__Task item__
Excluding images, repeat the data exactly as given.

__Material supplied__

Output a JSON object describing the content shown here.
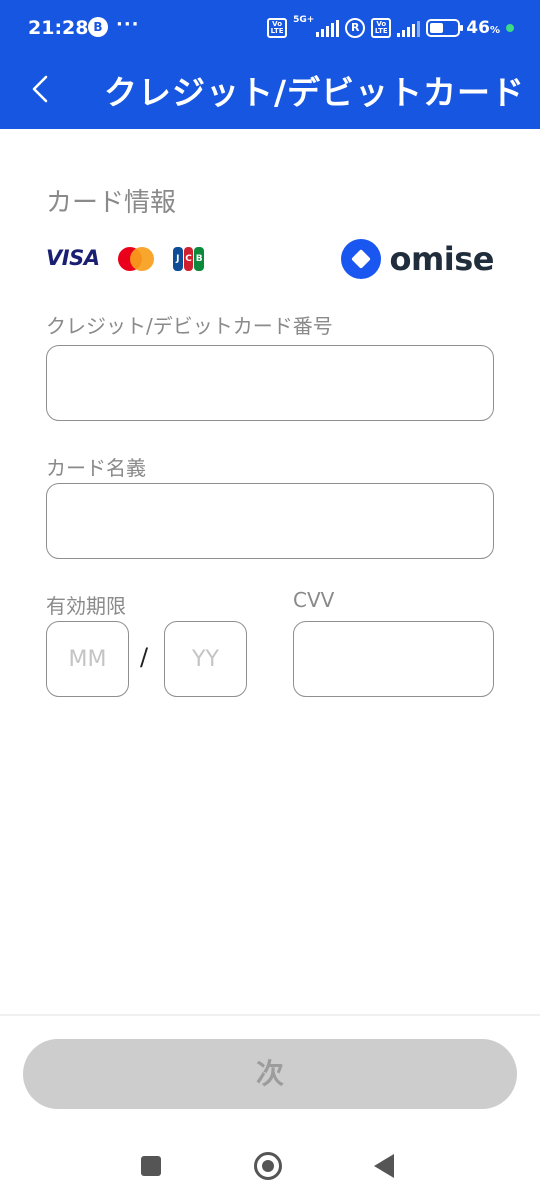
{
  "status_bar": {
    "time": "21:28",
    "notif_badge": "B",
    "overflow": "···",
    "lte_label": "Vo LTE",
    "network": "5G+",
    "roaming": "R",
    "battery_pct": "46",
    "battery_unit": "%"
  },
  "app_bar": {
    "back_icon": "chevron-left-icon",
    "title": "クレジット/デビットカード"
  },
  "form": {
    "section_title": "カード情報",
    "brands": {
      "visa": "VISA",
      "jcb": [
        "J",
        "C",
        "B"
      ],
      "omise": "omise"
    },
    "card_number": {
      "label": "クレジット/デビットカード番号",
      "value": "",
      "placeholder": ""
    },
    "card_name": {
      "label": "カード名義",
      "value": "",
      "placeholder": ""
    },
    "expiry": {
      "label": "有効期限",
      "month_placeholder": "MM",
      "year_placeholder": "YY",
      "separator": "/"
    },
    "cvv": {
      "label": "CVV",
      "value": "",
      "placeholder": ""
    }
  },
  "actions": {
    "next_label": "次"
  },
  "colors": {
    "primary": "#1756e0",
    "button_disabled": "#cdcdcd",
    "label_gray": "#8a8a8a"
  }
}
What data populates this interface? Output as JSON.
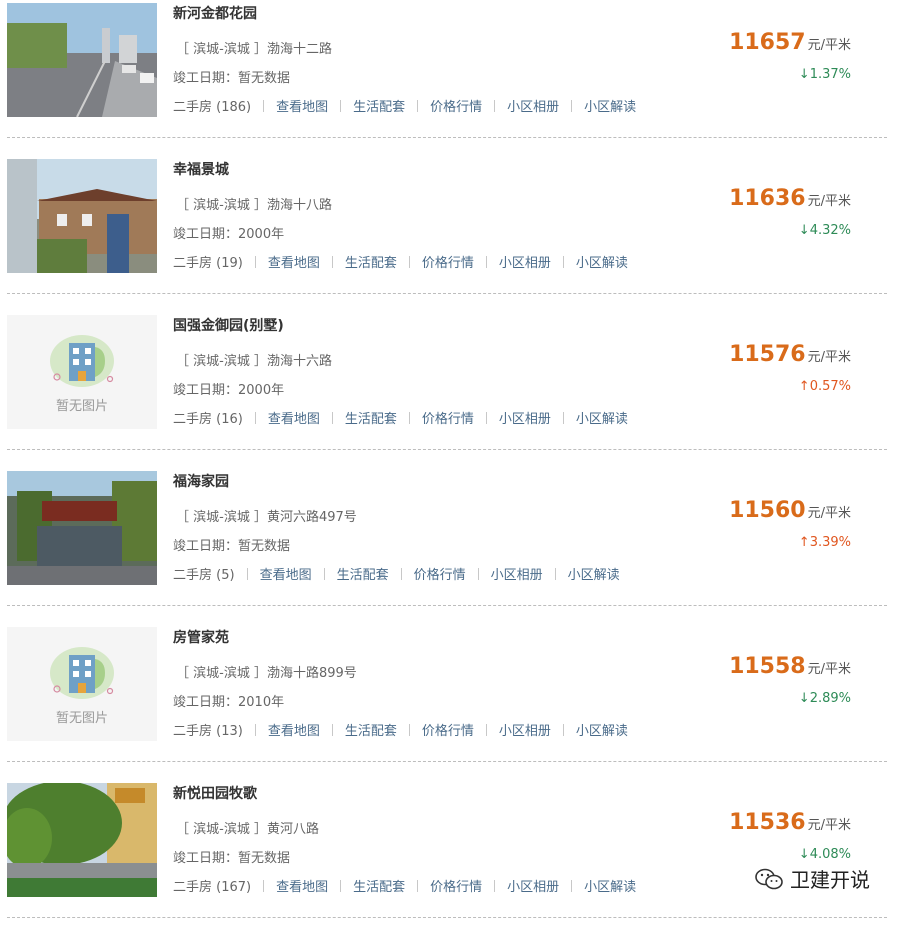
{
  "listings": [
    {
      "name": "新河金都花园",
      "address": "［ 滨城-滨城 ］渤海十二路",
      "completion": "竣工日期：暂无数据",
      "price": "11657",
      "unit": "元/平米",
      "change": "↓1.37%",
      "trend": "down",
      "links": [
        "二手房 (186)",
        "查看地图",
        "生活配套",
        "价格行情",
        "小区相册",
        "小区解读"
      ],
      "image": "street-photo"
    },
    {
      "name": "幸福景城",
      "address": "［ 滨城-滨城 ］渤海十八路",
      "completion": "竣工日期：2000年",
      "price": "11636",
      "unit": "元/平米",
      "change": "↓4.32%",
      "trend": "down",
      "links": [
        "二手房 (19)",
        "查看地图",
        "生活配套",
        "价格行情",
        "小区相册",
        "小区解读"
      ],
      "image": "gate-photo"
    },
    {
      "name": "国强金御园(别墅)",
      "address": "［ 滨城-滨城 ］渤海十六路",
      "completion": "竣工日期：2000年",
      "price": "11576",
      "unit": "元/平米",
      "change": "↑0.57%",
      "trend": "up",
      "links": [
        "二手房 (16)",
        "查看地图",
        "生活配套",
        "价格行情",
        "小区相册",
        "小区解读"
      ],
      "image": "no-image",
      "image_label": "暂无图片"
    },
    {
      "name": "福海家园",
      "address": "［ 滨城-滨城 ］黄河六路497号",
      "completion": "竣工日期：暂无数据",
      "price": "11560",
      "unit": "元/平米",
      "change": "↑3.39%",
      "trend": "up",
      "links": [
        "二手房 (5)",
        "查看地图",
        "生活配套",
        "价格行情",
        "小区相册",
        "小区解读"
      ],
      "image": "shop-photo"
    },
    {
      "name": "房管家苑",
      "address": "［ 滨城-滨城 ］渤海十路899号",
      "completion": "竣工日期：2010年",
      "price": "11558",
      "unit": "元/平米",
      "change": "↓2.89%",
      "trend": "down",
      "links": [
        "二手房 (13)",
        "查看地图",
        "生活配套",
        "价格行情",
        "小区相册",
        "小区解读"
      ],
      "image": "no-image",
      "image_label": "暂无图片"
    },
    {
      "name": "新悦田园牧歌",
      "address": "［ 滨城-滨城 ］黄河八路",
      "completion": "竣工日期：暂无数据",
      "price": "11536",
      "unit": "元/平米",
      "change": "↓4.08%",
      "trend": "down",
      "links": [
        "二手房 (167)",
        "查看地图",
        "生活配套",
        "价格行情",
        "小区相册",
        "小区解读"
      ],
      "image": "tree-photo"
    }
  ],
  "watermark": {
    "text": "卫建开说",
    "icon": "wechat-icon"
  },
  "colors": {
    "price": "#d96b1a",
    "down": "#2e8b57",
    "up": "#e0561f",
    "link": "#4a6b8a"
  }
}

__Reply to the task__
Output a JSON object describing the content shown here.
{
  "status_bar": {
    "time": "21:28",
    "notif_badge": "B",
    "overflow": "···",
    "lte_label": "Vo LTE",
    "network": "5G+",
    "roaming": "R",
    "battery_pct": "46",
    "battery_unit": "%"
  },
  "app_bar": {
    "back_icon": "chevron-left-icon",
    "title": "クレジット/デビットカード"
  },
  "form": {
    "section_title": "カード情報",
    "brands": {
      "visa": "VISA",
      "jcb": [
        "J",
        "C",
        "B"
      ],
      "omise": "omise"
    },
    "card_number": {
      "label": "クレジット/デビットカード番号",
      "value": "",
      "placeholder": ""
    },
    "card_name": {
      "label": "カード名義",
      "value": "",
      "placeholder": ""
    },
    "expiry": {
      "label": "有効期限",
      "month_placeholder": "MM",
      "year_placeholder": "YY",
      "separator": "/"
    },
    "cvv": {
      "label": "CVV",
      "value": "",
      "placeholder": ""
    }
  },
  "actions": {
    "next_label": "次"
  },
  "colors": {
    "primary": "#1756e0",
    "button_disabled": "#cdcdcd",
    "label_gray": "#8a8a8a"
  }
}
What data populates this interface? Output as JSON.
{
  "listings": [
    {
      "name": "新河金都花园",
      "address": "［ 滨城-滨城 ］渤海十二路",
      "completion": "竣工日期：暂无数据",
      "price": "11657",
      "unit": "元/平米",
      "change": "↓1.37%",
      "trend": "down",
      "links": [
        "二手房 (186)",
        "查看地图",
        "生活配套",
        "价格行情",
        "小区相册",
        "小区解读"
      ],
      "image": "street-photo"
    },
    {
      "name": "幸福景城",
      "address": "［ 滨城-滨城 ］渤海十八路",
      "completion": "竣工日期：2000年",
      "price": "11636",
      "unit": "元/平米",
      "change": "↓4.32%",
      "trend": "down",
      "links": [
        "二手房 (19)",
        "查看地图",
        "生活配套",
        "价格行情",
        "小区相册",
        "小区解读"
      ],
      "image": "gate-photo"
    },
    {
      "name": "国强金御园(别墅)",
      "address": "［ 滨城-滨城 ］渤海十六路",
      "completion": "竣工日期：2000年",
      "price": "11576",
      "unit": "元/平米",
      "change": "↑0.57%",
      "trend": "up",
      "links": [
        "二手房 (16)",
        "查看地图",
        "生活配套",
        "价格行情",
        "小区相册",
        "小区解读"
      ],
      "image": "no-image",
      "image_label": "暂无图片"
    },
    {
      "name": "福海家园",
      "address": "［ 滨城-滨城 ］黄河六路497号",
      "completion": "竣工日期：暂无数据",
      "price": "11560",
      "unit": "元/平米",
      "change": "↑3.39%",
      "trend": "up",
      "links": [
        "二手房 (5)",
        "查看地图",
        "生活配套",
        "价格行情",
        "小区相册",
        "小区解读"
      ],
      "image": "shop-photo"
    },
    {
      "name": "房管家苑",
      "address": "［ 滨城-滨城 ］渤海十路899号",
      "completion": "竣工日期：2010年",
      "price": "11558",
      "unit": "元/平米",
      "change": "↓2.89%",
      "trend": "down",
      "links": [
        "二手房 (13)",
        "查看地图",
        "生活配套",
        "价格行情",
        "小区相册",
        "小区解读"
      ],
      "image": "no-image",
      "image_label": "暂无图片"
    },
    {
      "name": "新悦田园牧歌",
      "address": "［ 滨城-滨城 ］黄河八路",
      "completion": "竣工日期：暂无数据",
      "price": "11536",
      "unit": "元/平米",
      "change": "↓4.08%",
      "trend": "down",
      "links": [
        "二手房 (167)",
        "查看地图",
        "生活配套",
        "价格行情",
        "小区相册",
        "小区解读"
      ],
      "image": "tree-photo"
    }
  ],
  "watermark": {
    "text": "卫建开说",
    "icon": "wechat-icon"
  },
  "colors": {
    "price": "#d96b1a",
    "down": "#2e8b57",
    "up": "#e0561f",
    "link": "#4a6b8a"
  }
}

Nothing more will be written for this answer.